    To date, most of the reported plant MAPKs have been iso- lated and characterized from dicot model species such as Ara- bidopsis and tobacco. However, in economically important monocot species such as rice, very few MAPKs have been identified and characterized. He et al. (1999) reported that a 60-kD MAPK (OsBWMK1) was activated in rice leaves by blast fungus infection and wounding. Most recently, a stress-respon- sive MAPK gene (variously named

    OsMAPK5

    ,

    OsMSRMK2

    ,

    OsMAPK2

    ,

    OsMAP1

    , or

    OsBIMK1

    ) was identified by at least five laboratories and shown to be induced at the mRNA level by multiple biotic and abiotic stresses (Xiong et al., 2001; Agrawal et al., 2002; Huang et al., 2002; Song and Goodman, 2002; Wen et al., 2002). However, its protein expression, kinase activ- ity, and biological functions were not examined in these stud- ies. Here, we report the molecular characterization and func- tional analysis of this stress-responsive rice MAPK gene (designated

    OsMAPK5

    based on the order of submitted rice MAPKs in the GenBank database). The

    OsMAPK5
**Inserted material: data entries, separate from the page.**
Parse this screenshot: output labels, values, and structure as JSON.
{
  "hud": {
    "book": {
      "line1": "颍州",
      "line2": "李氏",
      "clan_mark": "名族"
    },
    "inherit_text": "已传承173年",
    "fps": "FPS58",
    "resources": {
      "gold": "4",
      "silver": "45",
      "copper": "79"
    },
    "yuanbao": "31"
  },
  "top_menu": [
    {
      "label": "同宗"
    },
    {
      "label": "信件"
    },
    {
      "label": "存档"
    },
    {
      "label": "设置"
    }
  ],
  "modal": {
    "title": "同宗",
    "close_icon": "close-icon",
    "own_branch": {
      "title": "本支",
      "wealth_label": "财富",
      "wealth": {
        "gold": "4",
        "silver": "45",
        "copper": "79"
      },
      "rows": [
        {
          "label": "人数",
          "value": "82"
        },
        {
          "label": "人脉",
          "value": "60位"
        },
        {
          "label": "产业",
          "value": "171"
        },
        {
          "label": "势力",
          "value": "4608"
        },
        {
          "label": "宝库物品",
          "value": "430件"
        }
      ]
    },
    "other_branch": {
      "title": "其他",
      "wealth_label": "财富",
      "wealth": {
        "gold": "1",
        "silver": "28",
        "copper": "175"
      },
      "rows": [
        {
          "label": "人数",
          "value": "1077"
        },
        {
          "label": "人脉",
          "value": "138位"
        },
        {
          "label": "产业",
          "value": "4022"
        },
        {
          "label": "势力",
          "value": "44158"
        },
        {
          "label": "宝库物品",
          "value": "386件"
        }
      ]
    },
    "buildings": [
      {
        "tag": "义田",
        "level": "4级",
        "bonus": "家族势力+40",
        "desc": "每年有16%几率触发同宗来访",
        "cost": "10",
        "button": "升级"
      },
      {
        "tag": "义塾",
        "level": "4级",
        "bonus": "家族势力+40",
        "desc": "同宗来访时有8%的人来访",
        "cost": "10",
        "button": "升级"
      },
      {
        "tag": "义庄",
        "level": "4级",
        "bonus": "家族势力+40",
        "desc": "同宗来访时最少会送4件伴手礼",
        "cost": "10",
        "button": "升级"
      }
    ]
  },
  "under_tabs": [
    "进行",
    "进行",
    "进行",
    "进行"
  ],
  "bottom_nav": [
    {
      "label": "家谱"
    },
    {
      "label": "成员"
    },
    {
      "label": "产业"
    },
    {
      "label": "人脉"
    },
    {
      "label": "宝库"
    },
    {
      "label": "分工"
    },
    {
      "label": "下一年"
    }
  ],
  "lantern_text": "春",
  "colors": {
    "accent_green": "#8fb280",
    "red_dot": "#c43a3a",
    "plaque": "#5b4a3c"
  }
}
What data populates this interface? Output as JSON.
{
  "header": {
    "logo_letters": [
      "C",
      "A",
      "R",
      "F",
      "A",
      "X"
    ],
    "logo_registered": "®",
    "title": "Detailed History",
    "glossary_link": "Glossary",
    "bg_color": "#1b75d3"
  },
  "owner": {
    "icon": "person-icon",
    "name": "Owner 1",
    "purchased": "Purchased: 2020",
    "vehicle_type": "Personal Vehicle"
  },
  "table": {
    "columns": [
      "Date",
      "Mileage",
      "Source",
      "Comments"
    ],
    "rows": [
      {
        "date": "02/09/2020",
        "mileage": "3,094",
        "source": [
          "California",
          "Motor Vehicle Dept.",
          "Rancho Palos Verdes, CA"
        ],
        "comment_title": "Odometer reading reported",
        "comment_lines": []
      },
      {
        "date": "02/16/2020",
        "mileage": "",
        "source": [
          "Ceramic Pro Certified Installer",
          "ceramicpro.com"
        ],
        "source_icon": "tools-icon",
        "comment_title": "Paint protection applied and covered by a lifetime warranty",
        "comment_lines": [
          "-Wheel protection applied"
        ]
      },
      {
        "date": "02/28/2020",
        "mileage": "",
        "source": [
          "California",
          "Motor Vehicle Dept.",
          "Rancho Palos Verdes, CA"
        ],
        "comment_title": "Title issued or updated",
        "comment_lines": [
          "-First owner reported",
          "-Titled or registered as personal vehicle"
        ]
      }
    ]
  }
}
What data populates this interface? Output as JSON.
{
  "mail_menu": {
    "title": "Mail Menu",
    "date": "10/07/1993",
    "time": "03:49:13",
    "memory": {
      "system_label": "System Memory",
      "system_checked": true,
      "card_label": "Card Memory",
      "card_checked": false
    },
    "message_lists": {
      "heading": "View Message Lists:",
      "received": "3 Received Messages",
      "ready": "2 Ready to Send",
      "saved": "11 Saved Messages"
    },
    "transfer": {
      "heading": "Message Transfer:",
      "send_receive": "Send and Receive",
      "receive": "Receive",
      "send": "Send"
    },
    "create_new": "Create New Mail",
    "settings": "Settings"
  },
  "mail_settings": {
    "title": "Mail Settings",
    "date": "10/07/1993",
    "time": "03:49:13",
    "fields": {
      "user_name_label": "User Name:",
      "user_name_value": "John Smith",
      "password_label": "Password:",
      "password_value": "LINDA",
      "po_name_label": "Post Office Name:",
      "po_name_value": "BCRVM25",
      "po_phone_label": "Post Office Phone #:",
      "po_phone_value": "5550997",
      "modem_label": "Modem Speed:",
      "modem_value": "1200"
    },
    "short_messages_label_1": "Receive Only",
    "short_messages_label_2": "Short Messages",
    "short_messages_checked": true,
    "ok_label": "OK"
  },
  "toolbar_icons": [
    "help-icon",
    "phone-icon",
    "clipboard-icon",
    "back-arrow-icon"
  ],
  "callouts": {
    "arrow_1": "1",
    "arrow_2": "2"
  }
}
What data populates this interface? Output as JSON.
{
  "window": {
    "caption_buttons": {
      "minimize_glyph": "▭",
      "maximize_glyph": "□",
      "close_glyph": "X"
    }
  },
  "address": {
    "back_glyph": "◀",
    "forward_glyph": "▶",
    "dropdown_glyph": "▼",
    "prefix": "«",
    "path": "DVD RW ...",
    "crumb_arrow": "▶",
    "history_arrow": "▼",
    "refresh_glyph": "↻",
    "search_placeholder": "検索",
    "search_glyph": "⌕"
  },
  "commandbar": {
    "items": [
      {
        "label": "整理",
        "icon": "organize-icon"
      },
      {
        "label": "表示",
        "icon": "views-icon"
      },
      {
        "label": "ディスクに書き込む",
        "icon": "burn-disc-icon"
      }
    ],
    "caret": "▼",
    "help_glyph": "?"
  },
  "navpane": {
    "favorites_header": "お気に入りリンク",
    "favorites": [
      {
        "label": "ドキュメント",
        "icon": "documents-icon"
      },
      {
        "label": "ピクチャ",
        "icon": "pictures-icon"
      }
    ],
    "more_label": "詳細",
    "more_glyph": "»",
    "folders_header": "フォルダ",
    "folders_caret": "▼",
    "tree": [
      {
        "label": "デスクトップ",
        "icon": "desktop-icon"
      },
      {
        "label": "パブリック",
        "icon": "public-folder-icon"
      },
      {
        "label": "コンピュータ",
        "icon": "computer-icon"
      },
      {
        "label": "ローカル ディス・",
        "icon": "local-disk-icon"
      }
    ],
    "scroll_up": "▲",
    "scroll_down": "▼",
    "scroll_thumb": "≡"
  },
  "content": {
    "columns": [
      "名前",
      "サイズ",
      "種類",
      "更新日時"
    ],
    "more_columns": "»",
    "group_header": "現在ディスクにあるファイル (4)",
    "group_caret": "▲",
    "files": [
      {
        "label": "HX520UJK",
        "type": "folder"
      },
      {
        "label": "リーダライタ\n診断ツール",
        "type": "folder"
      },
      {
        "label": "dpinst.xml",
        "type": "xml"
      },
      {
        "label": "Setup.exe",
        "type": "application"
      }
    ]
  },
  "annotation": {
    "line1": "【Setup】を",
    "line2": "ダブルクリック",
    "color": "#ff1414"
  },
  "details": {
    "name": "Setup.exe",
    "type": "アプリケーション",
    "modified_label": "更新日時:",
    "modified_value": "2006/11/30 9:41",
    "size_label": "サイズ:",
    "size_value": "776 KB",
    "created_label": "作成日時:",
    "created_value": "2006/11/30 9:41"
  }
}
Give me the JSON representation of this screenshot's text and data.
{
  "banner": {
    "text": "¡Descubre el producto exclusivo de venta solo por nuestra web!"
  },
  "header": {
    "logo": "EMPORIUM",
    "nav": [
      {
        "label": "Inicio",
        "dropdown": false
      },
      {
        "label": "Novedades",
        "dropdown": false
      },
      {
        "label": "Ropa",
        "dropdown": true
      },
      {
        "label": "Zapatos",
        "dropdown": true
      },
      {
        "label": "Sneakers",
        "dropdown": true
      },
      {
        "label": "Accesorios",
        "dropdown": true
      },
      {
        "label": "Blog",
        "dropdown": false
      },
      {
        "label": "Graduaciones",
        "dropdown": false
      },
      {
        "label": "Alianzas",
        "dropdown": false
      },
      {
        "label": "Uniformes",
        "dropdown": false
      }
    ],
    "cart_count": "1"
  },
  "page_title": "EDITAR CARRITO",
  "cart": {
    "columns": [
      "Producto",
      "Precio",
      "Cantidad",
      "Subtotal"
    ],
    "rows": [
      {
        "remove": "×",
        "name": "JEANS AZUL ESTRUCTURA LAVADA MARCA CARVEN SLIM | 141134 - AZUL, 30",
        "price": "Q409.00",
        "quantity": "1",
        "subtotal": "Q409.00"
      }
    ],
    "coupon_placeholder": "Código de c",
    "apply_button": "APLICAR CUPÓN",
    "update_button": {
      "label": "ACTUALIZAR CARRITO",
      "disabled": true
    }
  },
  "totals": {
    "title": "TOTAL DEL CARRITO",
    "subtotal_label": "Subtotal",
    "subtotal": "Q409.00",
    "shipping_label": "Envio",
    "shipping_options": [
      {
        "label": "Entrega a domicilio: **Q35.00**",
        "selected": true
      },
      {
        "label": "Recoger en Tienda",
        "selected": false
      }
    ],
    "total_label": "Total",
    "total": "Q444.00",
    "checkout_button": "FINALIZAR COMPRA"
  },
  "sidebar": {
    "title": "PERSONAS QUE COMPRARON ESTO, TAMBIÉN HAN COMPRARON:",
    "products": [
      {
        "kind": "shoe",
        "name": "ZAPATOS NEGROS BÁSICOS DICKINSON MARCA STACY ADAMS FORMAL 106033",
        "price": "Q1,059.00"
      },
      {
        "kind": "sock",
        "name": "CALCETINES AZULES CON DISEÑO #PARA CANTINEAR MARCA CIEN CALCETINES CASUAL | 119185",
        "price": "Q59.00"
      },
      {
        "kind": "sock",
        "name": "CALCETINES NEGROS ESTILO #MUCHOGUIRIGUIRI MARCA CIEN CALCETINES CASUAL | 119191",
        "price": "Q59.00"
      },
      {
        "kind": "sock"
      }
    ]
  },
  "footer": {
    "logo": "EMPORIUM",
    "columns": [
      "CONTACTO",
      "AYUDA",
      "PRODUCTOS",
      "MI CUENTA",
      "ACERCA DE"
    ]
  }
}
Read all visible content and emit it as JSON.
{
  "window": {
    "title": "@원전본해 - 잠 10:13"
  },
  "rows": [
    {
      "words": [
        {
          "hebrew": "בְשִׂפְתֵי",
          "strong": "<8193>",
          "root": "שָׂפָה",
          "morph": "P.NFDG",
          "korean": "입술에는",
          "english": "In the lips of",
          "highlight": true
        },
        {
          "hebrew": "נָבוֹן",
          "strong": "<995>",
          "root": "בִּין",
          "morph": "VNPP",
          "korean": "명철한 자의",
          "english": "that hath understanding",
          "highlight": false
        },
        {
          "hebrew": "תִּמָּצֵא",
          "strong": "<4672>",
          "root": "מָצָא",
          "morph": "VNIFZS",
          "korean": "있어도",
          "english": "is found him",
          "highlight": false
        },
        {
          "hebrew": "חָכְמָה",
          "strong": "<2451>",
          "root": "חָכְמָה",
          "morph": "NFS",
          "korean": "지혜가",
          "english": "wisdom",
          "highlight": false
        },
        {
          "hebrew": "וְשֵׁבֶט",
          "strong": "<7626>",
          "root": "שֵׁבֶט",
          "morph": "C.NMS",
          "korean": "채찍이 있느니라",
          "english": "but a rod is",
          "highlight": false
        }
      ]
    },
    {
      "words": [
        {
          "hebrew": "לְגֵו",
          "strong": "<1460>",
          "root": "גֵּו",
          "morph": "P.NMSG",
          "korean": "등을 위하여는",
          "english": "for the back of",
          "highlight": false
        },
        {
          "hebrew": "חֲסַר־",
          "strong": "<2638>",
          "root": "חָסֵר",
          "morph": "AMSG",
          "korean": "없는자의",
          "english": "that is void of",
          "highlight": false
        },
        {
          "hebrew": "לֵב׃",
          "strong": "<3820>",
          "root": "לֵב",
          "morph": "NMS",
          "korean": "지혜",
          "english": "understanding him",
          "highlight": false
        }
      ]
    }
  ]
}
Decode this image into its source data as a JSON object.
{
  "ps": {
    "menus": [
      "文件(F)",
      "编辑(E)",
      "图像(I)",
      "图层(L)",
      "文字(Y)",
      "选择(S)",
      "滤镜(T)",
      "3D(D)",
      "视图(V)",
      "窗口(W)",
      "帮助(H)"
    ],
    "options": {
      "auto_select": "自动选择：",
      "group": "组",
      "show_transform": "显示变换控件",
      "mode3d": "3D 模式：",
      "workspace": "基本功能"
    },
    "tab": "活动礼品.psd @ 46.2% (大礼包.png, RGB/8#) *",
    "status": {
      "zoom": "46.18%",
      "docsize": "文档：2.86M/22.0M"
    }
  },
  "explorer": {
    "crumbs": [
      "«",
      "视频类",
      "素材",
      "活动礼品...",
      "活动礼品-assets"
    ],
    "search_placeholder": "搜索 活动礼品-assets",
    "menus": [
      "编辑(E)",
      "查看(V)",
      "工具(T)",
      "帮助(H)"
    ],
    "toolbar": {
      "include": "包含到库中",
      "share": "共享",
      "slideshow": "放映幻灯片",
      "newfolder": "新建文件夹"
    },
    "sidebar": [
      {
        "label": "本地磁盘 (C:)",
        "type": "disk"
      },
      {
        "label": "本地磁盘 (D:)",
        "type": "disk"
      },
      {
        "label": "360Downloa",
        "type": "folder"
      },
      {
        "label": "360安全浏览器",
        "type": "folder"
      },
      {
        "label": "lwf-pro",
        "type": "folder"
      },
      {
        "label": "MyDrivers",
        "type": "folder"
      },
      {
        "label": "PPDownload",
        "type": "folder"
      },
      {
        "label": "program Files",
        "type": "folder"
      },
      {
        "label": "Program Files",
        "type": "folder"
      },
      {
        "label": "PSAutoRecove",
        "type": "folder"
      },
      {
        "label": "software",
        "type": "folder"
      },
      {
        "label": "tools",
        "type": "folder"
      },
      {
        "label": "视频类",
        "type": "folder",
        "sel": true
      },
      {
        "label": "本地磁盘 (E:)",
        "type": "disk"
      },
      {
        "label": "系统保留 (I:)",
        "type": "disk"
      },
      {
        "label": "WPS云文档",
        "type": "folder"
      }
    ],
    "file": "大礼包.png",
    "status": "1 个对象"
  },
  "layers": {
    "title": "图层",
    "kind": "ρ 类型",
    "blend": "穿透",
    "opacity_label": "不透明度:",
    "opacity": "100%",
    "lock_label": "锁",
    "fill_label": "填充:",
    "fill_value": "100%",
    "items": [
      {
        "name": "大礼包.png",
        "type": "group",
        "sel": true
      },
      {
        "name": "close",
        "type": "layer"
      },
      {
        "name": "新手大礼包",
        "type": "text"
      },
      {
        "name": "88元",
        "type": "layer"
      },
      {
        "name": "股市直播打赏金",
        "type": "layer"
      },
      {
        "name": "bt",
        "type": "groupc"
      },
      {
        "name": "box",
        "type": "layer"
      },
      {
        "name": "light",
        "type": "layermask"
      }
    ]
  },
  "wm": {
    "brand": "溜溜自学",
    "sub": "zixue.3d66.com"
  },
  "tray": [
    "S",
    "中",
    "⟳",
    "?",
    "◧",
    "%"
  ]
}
    gene, its protein, and kinase activity were activated by abscisic acid treatment as well as by various biotic (pathogen infection) and abiotic (cold, drought, and salinity) stresses. Most importantly, careful analyses of transgenic plants with overexpression or suppression of

    OsMAPK5

    revealed that this abscisic acid–induc- ible MAPK may inversely modulate broad-spectrum disease re- sistance and abiotic stress tolerance.

    RESULTS

    Isolation and Sequence Analysis of

    OsMAPK5

    cDNAs

    We previously identified a rice cDNA fragment (clone JBI13) that is inducible by the blast fungus and that shows high ho-

    mology with plant MAPK genes (Xiong et al., 2001). In this study, the corresponding full-length cDNA clones were isolated from a rice cDNA library using the JBI13 cDNA fragment as a probe. Two full-length cDNAs of

    OsMAPK5

    (designated

    OsMAPK5a

    and

    OsMAPK5b

    because they are spliced alterna- tively from a single gene, as shown below) were completely se- quenced and analyzed.

    The

    OsMAPK5a

    cDNA is 1396 bp long and encodes a pre- dicted protein of 369 amino acids (Figure 1A) with an estimated molecular mass of 42.9 kD. The OsMAPK5a protein contains all 11 s